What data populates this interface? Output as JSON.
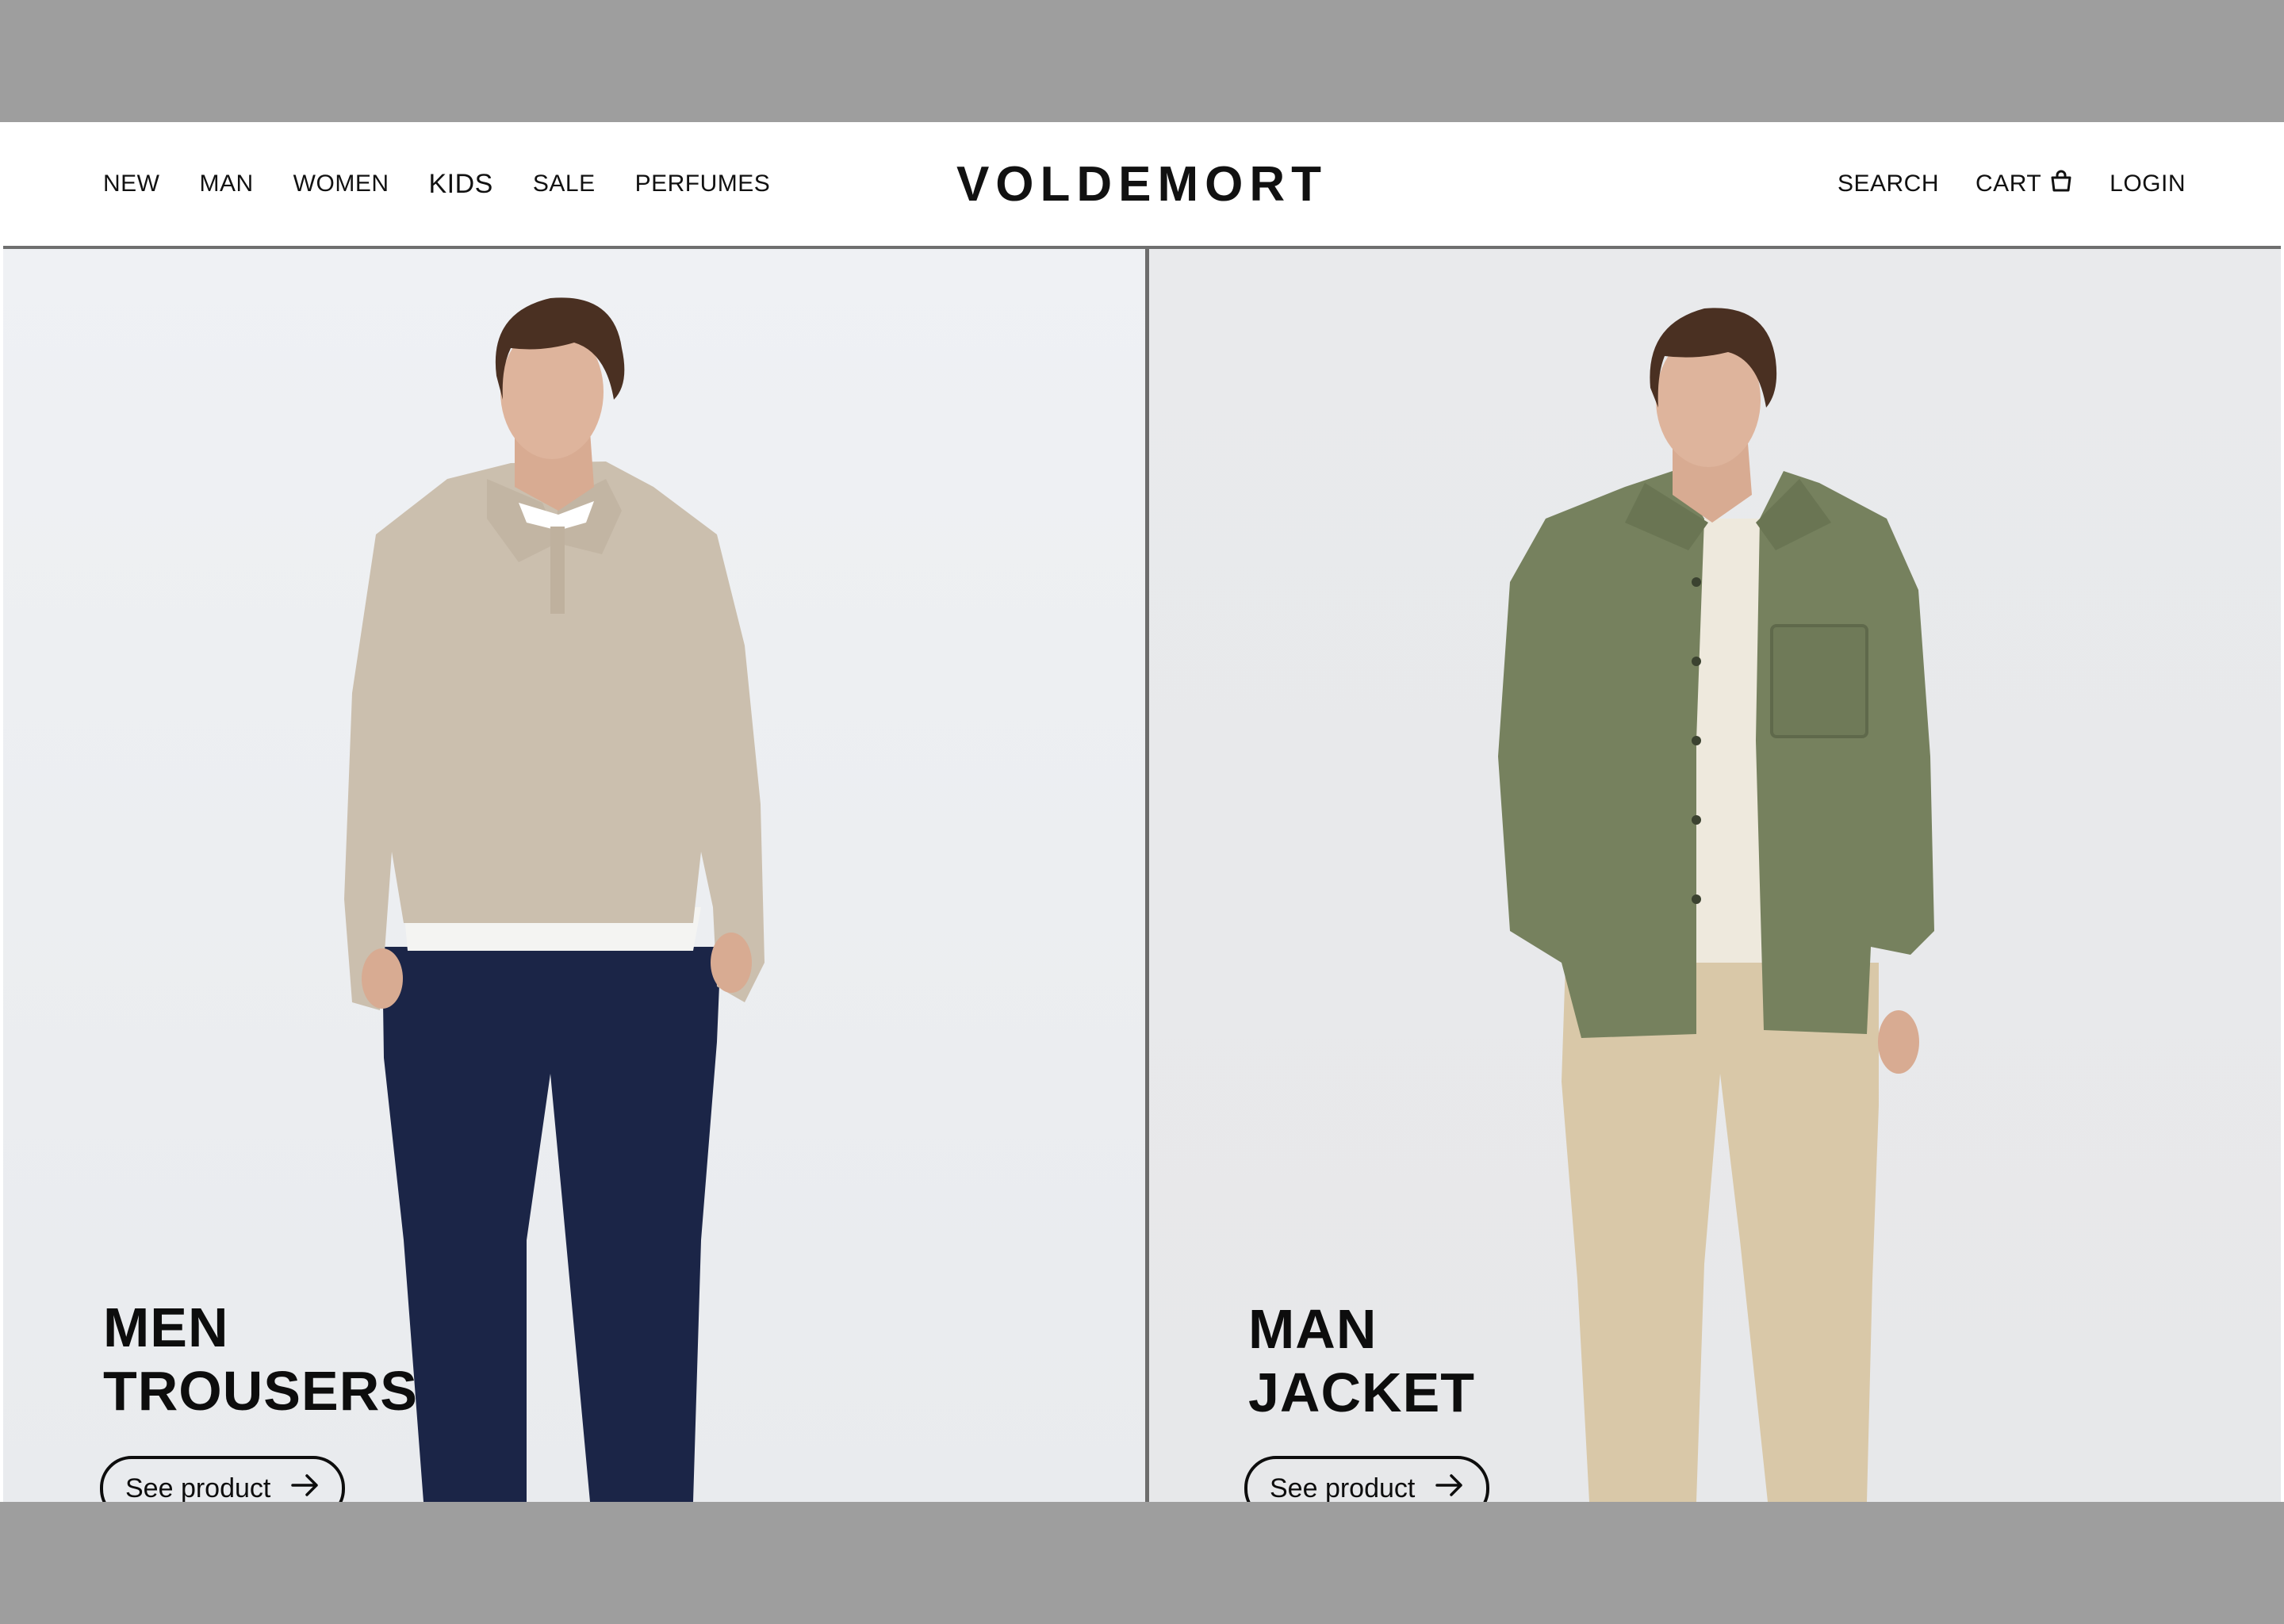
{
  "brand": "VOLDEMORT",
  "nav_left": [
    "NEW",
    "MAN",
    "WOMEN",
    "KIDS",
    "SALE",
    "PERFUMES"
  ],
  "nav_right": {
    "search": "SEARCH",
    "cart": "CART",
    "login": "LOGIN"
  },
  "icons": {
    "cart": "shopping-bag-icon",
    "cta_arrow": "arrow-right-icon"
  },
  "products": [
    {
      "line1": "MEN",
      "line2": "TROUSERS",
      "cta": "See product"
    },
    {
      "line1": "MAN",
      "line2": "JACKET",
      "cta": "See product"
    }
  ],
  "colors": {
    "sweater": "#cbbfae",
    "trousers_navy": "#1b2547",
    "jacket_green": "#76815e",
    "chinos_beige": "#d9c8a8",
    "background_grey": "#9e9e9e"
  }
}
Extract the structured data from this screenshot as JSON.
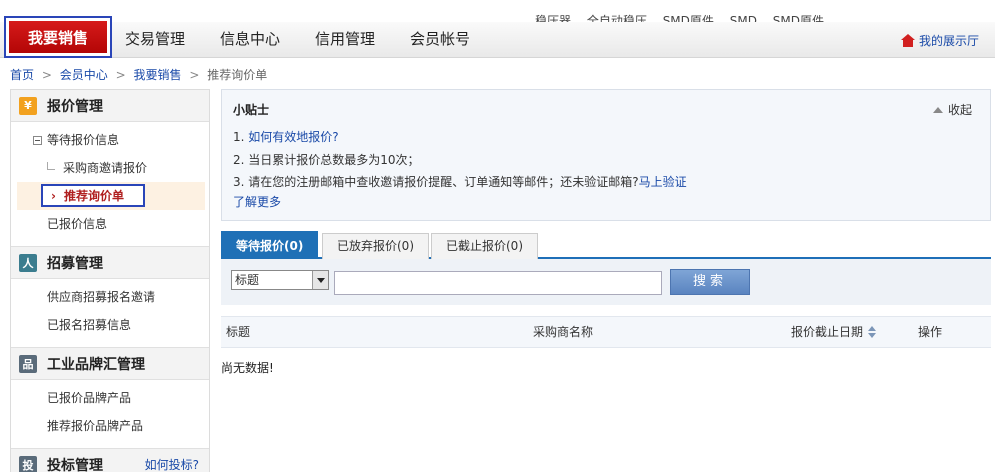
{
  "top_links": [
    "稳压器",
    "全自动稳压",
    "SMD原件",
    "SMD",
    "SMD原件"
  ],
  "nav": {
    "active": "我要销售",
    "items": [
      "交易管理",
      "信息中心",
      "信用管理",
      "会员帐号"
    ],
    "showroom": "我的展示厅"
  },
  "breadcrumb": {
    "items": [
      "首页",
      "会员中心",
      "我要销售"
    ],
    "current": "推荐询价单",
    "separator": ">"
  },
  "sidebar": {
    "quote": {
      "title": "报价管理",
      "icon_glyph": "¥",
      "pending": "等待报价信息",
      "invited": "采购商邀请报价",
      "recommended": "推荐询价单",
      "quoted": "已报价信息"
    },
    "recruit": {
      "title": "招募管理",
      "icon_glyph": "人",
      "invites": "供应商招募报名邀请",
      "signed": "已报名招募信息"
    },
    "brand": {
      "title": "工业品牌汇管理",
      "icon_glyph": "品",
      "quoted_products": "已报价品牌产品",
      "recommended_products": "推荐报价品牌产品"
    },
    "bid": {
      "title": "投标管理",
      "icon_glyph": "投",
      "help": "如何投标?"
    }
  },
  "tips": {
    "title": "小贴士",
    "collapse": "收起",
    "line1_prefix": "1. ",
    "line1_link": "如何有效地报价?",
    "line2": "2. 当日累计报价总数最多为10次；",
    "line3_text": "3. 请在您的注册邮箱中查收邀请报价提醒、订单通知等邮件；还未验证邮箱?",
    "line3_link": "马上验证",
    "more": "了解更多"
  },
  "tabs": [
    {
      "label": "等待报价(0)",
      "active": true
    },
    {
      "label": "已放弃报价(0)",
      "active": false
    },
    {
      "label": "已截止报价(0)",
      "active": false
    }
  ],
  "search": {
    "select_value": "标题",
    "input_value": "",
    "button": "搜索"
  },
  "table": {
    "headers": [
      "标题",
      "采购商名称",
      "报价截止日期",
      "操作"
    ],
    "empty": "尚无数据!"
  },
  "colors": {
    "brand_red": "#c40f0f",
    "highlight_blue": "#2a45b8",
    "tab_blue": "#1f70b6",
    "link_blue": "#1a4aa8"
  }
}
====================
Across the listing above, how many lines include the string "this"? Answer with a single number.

**REPLY TO THE TASK:**
2